Godich: No comparison between Pebble and Sawgrass. The 16th at Sawgrass is shorter than the ninth and 10th at Pebble. And you could almost fit those three greens at Pebble onto the 17th at Sawgrass.
Van Sickle: Cliffs of Doom are way better. You have to play a poor shot to get hosed. At 17 at Sawgrass, you can hit the green and still go in the water and make triple. Also, they’re on the Monterey Peninsula, which beats Florida every dang time.
Lipsey: Better, maybe, but not more fun to watch
WATSON’S CHANCES AT ST. ANDREWS

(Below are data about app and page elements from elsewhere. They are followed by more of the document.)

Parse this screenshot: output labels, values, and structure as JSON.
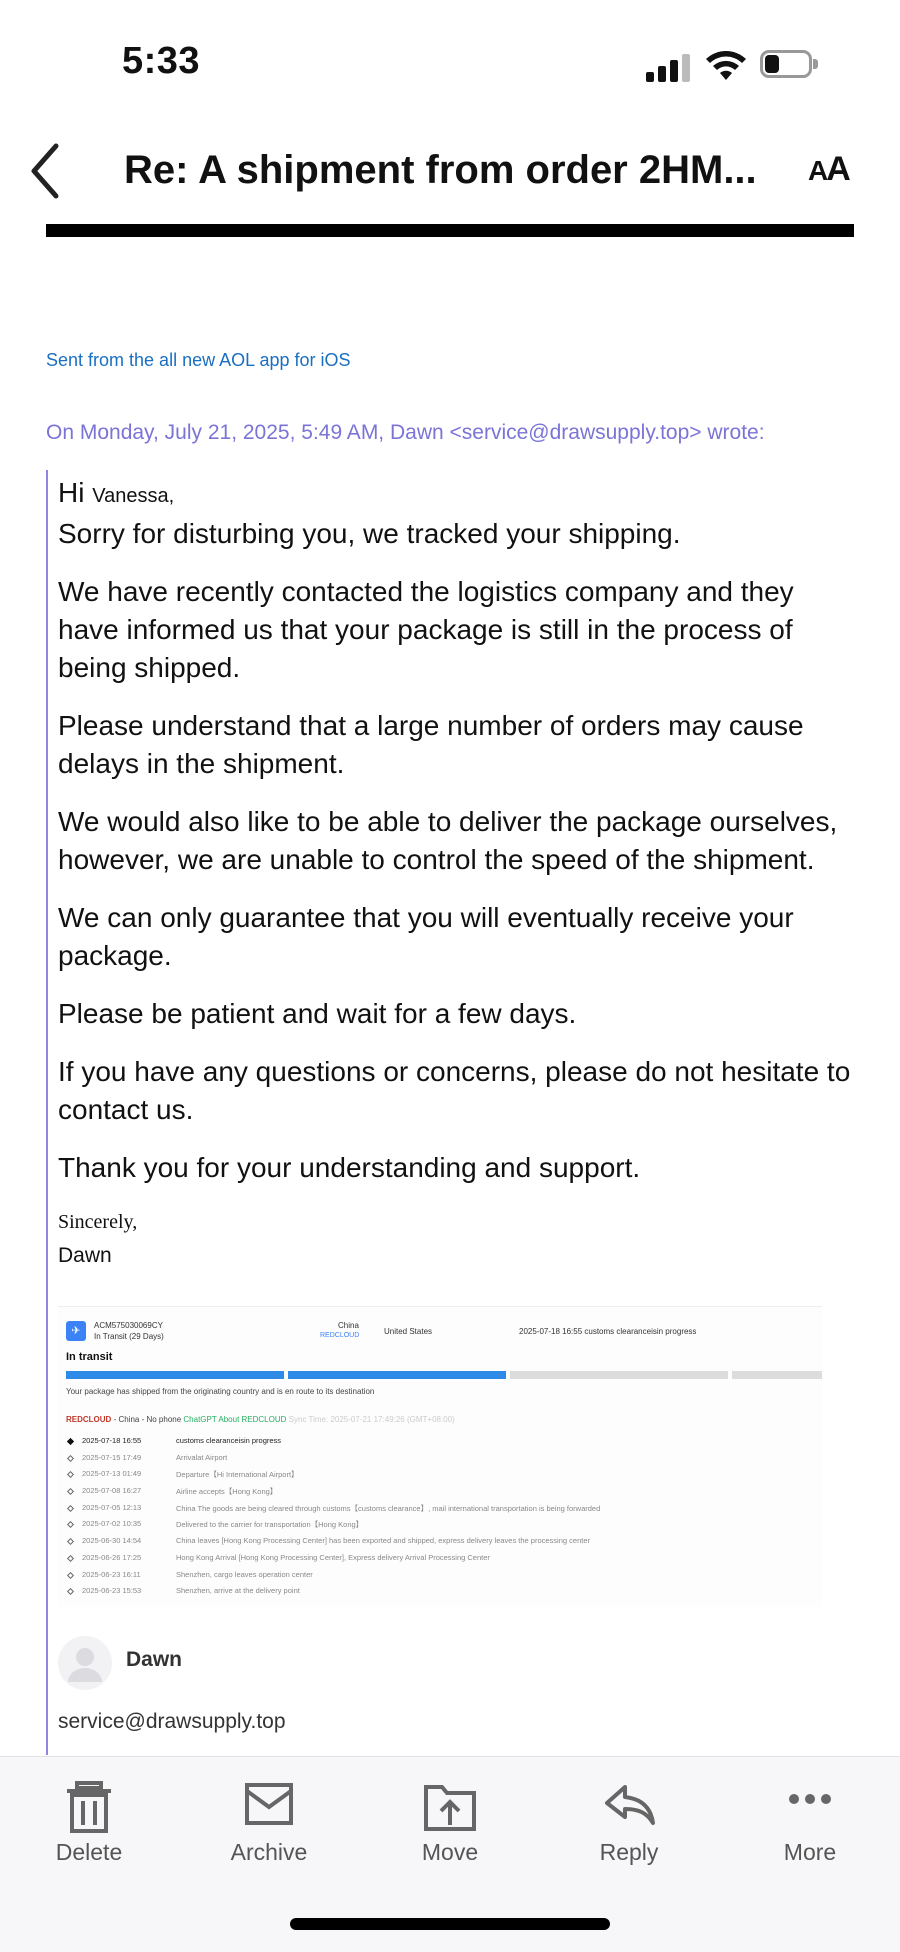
{
  "status_bar": {
    "time": "5:33",
    "battery_level": 0.2
  },
  "header": {
    "title": "Re: A shipment from order 2HM...",
    "text_size_label_big": "A",
    "text_size_label_small": "A"
  },
  "email": {
    "sent_from": "Sent from the all new AOL app for iOS",
    "quote_header": "On Monday, July 21, 2025, 5:49 AM, Dawn <service@drawsupply.top> wrote:",
    "greeting_hi": "Hi",
    "greeting_name": "Vanessa,",
    "paragraphs": [
      "Sorry for disturbing you, we tracked your shipping.",
      "We have recently contacted the logistics company and they have informed us that your package is still in the process of being shipped.",
      "Please understand that a large number of orders may cause delays in the shipment.",
      "We would also like to be able to deliver the package ourselves, however, we are unable to control the speed of the shipment.",
      "We can only guarantee that you will eventually receive your package.",
      "Please be patient and wait for a few days.",
      "If you have any questions or concerns, please do not hesitate to contact us.",
      "Thank you for your understanding and support."
    ],
    "sign_off": "Sincerely,",
    "sign_name": "Dawn"
  },
  "tracking": {
    "number": "ACM575030069CY",
    "status": "In Transit (29 Days)",
    "origin": "China",
    "carrier_small": "REDCLOUD",
    "destination": "United States",
    "latest": "2025-07-18 16:55  customs clearanceisin progress",
    "heading": "In transit",
    "progress_fraction": 0.5,
    "note": "Your package has shipped from the originating country and is en route to its destination",
    "carrier_name": "REDCLOUD",
    "carrier_info": "- China - No phone",
    "carrier_link": "ChatGPT About REDCLOUD",
    "carrier_time": "Sync Time: 2025-07-21 17:49:26 (GMT+08:00)",
    "events": [
      {
        "time": "2025-07-18 16:55",
        "desc": "customs clearanceisin progress"
      },
      {
        "time": "2025-07-15 17:49",
        "desc": "Arrivalat Airport"
      },
      {
        "time": "2025-07-13 01:49",
        "desc": "Departure【Hi International Airport】"
      },
      {
        "time": "2025-07-08 16:27",
        "desc": "Airline accepts【Hong Kong】"
      },
      {
        "time": "2025-07-05 12:13",
        "desc": "China The goods are being cleared through customs【customs clearance】, mail international transportation is being forwarded"
      },
      {
        "time": "2025-07-02 10:35",
        "desc": "Delivered to the carrier for transportation【Hong Kong】"
      },
      {
        "time": "2025-06-30 14:54",
        "desc": "China leaves [Hong Kong Processing Center] has been exported and shipped, express delivery leaves the processing center"
      },
      {
        "time": "2025-06-26 17:25",
        "desc": "Hong Kong Arrival [Hong Kong Processing Center], Express delivery Arrival Processing Center"
      },
      {
        "time": "2025-06-23 16:11",
        "desc": "Shenzhen, cargo leaves operation center"
      },
      {
        "time": "2025-06-23 15:53",
        "desc": "Shenzhen, arrive at the delivery point"
      }
    ]
  },
  "sender": {
    "name": "Dawn",
    "email": "service@drawsupply.top"
  },
  "toolbar": {
    "delete": "Delete",
    "archive": "Archive",
    "move": "Move",
    "reply": "Reply",
    "more": "More"
  },
  "colors": {
    "link": "#1a6fc1",
    "quote": "#7b74d6",
    "progress": "#2d8ae6"
  }
}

Garrity: Tom Watson, who won his only U.S. Open here in ’82, missed a tiny birdie putt on the 72nd hole, but he’s the second-oldest man to make the cut in the U.S. Open. Given his play at Pebble and his unbelievable near-victory last year at Turnberry, can he be possibly contend next month at St. Andrews?
Lipsey: Very unlikely, unless it’s bad weather and scores are bad. No geezer can go as low as the tykes.
Morfit: If the weather’s crappy, yes.
Godich: Why not? Most impressive was the string of five-footers he made on the front nine today. No secret, but it’s all about the putter with the other TW.
Herre: I think Watson’s 2009 British showing was a once-in-a-lifetime thing. He’s simply too shaky on the greens.
Gorant: The wide-open setup favors the big hitters, which will make it tough for him, but you can’t count out his experience and wile on a links course.
Evans: The last two British Opens should have been won by geezers — Norman and Watson. So I wouldn’t be surprised if Watson contends and plays in the last group with Tom Lehman and Sandy Lyle.
Lipsey: You’ve lost your marbles yet again. Sandy Lyle couldn’t win the Spook Rock senior flight C title.
Dusek: Another Watson run is too much to hope for. But I suppose a 60-year-old is capable of what a 59-year-old achieved.